• **Work task**
For the word "dashboard", report how many lines of the records below contain it, and nothing more.

• **Data shown**
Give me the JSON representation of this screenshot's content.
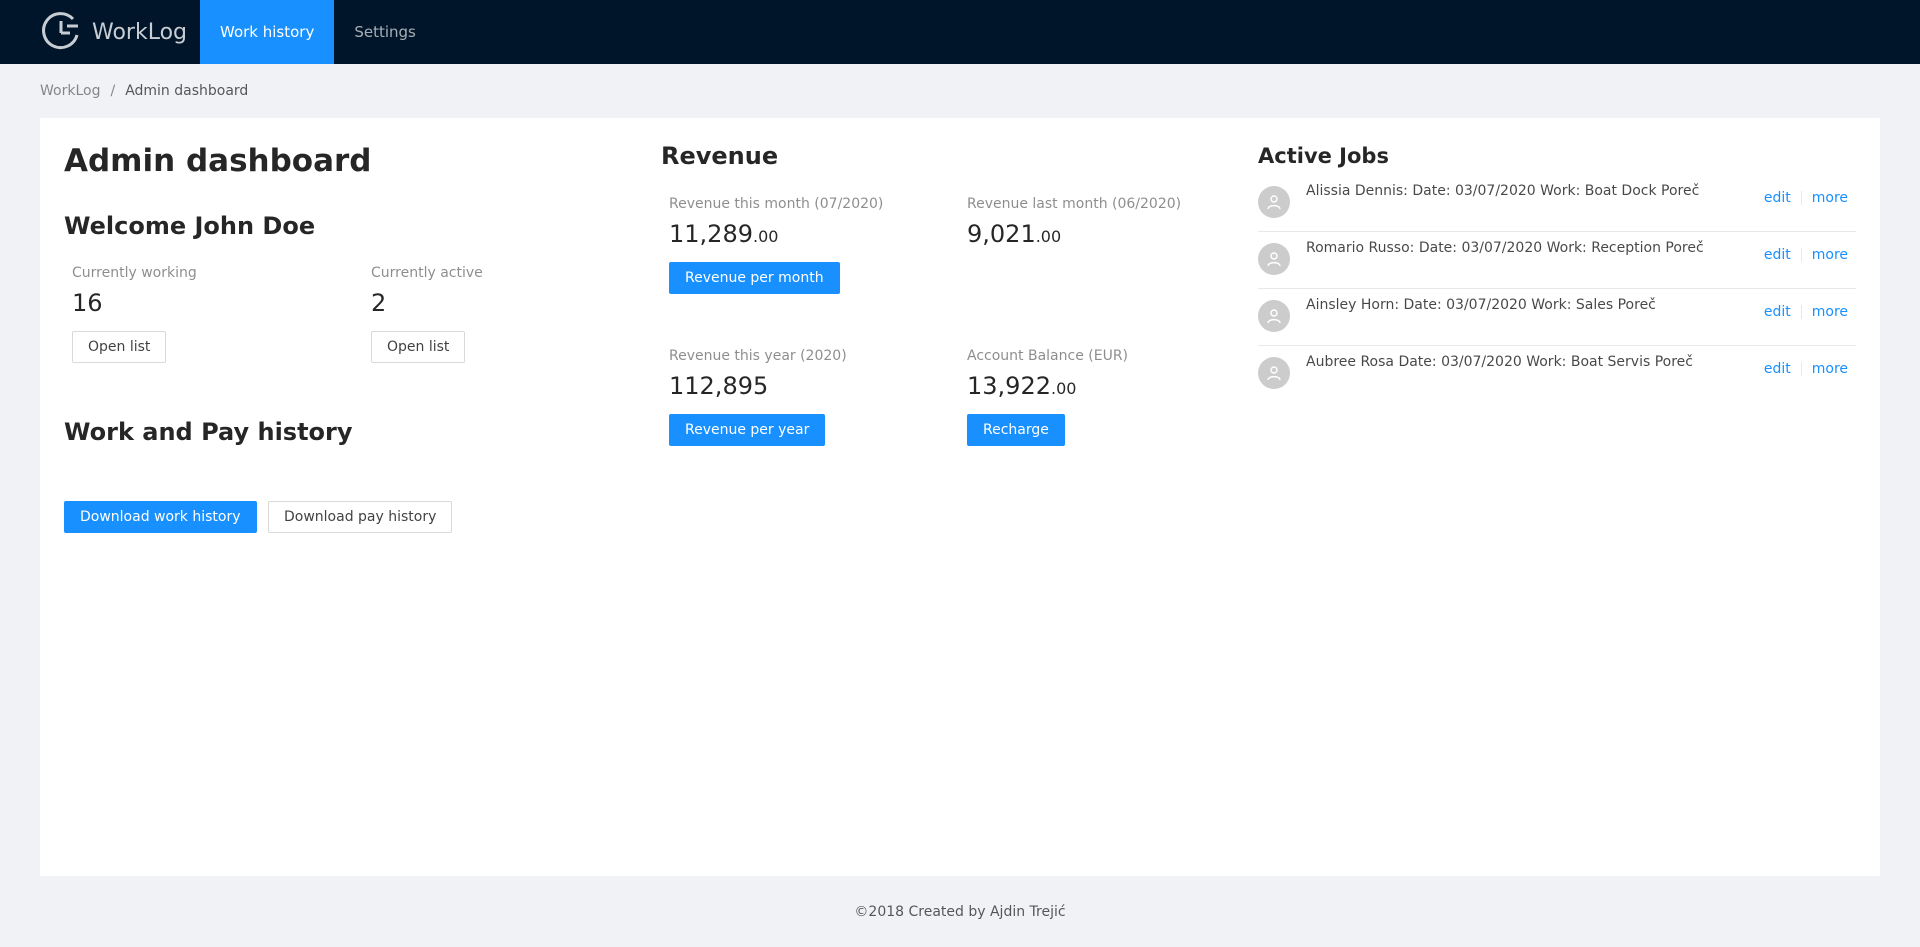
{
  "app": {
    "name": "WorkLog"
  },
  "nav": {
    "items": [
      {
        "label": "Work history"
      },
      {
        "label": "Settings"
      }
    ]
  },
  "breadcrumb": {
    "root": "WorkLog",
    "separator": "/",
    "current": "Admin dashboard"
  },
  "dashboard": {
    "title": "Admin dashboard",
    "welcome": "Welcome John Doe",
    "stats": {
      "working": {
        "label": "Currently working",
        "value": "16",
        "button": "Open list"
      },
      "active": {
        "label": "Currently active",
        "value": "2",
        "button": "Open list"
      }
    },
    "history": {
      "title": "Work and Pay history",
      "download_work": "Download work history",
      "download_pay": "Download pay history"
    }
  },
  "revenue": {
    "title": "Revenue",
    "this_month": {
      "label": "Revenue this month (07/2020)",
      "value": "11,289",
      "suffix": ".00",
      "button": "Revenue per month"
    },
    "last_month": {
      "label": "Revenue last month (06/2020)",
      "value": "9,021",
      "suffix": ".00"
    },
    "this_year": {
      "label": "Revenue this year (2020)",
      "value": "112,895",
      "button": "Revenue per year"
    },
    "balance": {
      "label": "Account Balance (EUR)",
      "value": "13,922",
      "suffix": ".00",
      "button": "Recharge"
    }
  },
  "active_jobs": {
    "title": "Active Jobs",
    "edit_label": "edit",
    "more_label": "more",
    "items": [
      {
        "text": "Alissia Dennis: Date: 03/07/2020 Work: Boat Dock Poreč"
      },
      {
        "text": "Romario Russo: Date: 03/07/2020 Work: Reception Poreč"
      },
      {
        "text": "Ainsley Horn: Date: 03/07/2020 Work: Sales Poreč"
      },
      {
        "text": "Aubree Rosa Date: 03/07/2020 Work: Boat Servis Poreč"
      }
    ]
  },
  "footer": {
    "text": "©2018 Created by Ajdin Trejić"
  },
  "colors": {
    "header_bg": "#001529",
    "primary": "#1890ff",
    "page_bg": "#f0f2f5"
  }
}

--

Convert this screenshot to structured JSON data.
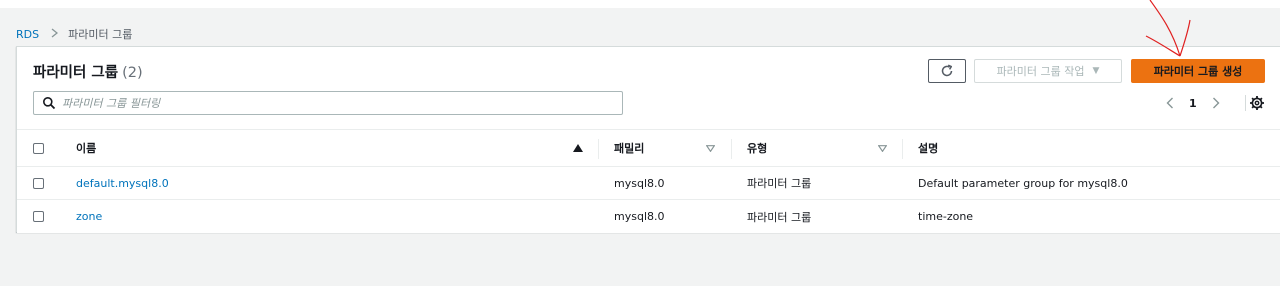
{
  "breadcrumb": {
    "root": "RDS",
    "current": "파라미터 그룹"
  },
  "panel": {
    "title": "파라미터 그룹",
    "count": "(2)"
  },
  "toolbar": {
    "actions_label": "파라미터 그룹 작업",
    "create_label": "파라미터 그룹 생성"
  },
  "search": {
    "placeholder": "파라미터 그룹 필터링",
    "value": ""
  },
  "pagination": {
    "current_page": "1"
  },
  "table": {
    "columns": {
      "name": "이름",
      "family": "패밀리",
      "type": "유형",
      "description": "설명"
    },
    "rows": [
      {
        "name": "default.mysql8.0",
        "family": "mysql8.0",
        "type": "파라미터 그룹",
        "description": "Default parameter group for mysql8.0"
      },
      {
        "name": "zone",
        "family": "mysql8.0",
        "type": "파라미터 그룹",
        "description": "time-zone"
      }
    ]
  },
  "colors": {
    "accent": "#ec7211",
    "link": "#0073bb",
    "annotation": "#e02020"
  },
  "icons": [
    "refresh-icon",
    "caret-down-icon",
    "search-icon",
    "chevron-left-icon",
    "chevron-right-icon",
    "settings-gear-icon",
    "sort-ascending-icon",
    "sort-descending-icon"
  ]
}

• **Output of the exercise**
3